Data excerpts
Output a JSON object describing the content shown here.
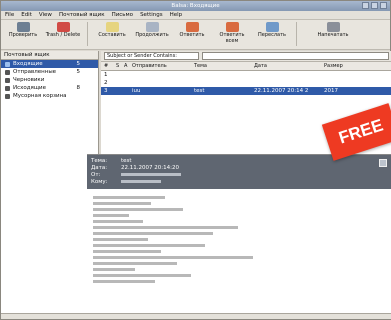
{
  "window": {
    "title": "Balsa: Входящие"
  },
  "menubar": [
    "File",
    "Edit",
    "View",
    "Почтовый ящик",
    "Письмо",
    "Settings",
    "Help"
  ],
  "toolbar": [
    {
      "label": "Проверить"
    },
    {
      "label": "Trash / Delete"
    },
    {
      "label": "Составить"
    },
    {
      "label": "Продолжить"
    },
    {
      "label": "Ответить"
    },
    {
      "label": "Ответить всем"
    },
    {
      "label": "Переслать"
    },
    {
      "label": "Напечатать"
    }
  ],
  "folders": {
    "header_label": "Почтовый ящик",
    "items": [
      {
        "label": "Входящие",
        "count": "5",
        "selected": true
      },
      {
        "label": "Отправленные",
        "count": "5"
      },
      {
        "label": "Черновики",
        "count": ""
      },
      {
        "label": "Исходящие",
        "count": "8"
      },
      {
        "label": "Мусорная корзина",
        "count": ""
      }
    ]
  },
  "filter": {
    "select_value": "Subject or Sender Contains:"
  },
  "message_list": {
    "columns": [
      "#",
      "S",
      "A",
      "Отправитель",
      "Тема",
      "Дата",
      "Размер"
    ],
    "rows": [
      {
        "num": "1",
        "status": "",
        "sender": "",
        "subject": "",
        "date": "",
        "size": ""
      },
      {
        "num": "2",
        "status": "",
        "sender": "",
        "subject": "",
        "date": "",
        "size": ""
      },
      {
        "num": "3",
        "status": "",
        "sender": "iuu",
        "subject": "test",
        "date": "22.11.2007 20:14 2",
        "size": "2017",
        "selected": true
      }
    ]
  },
  "preview": {
    "subject_label": "Тема:",
    "subject_value": "test",
    "date_label": "Дата:",
    "date_value": "22.11.2007 20:14:20",
    "from_label": "От:",
    "to_label": "Кому:"
  },
  "banner": {
    "text": "FREE"
  }
}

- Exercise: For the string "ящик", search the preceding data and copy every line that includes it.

- Output of the exercise:
    "Почтовый ящик",
    "header_label": "Почтовый ящик",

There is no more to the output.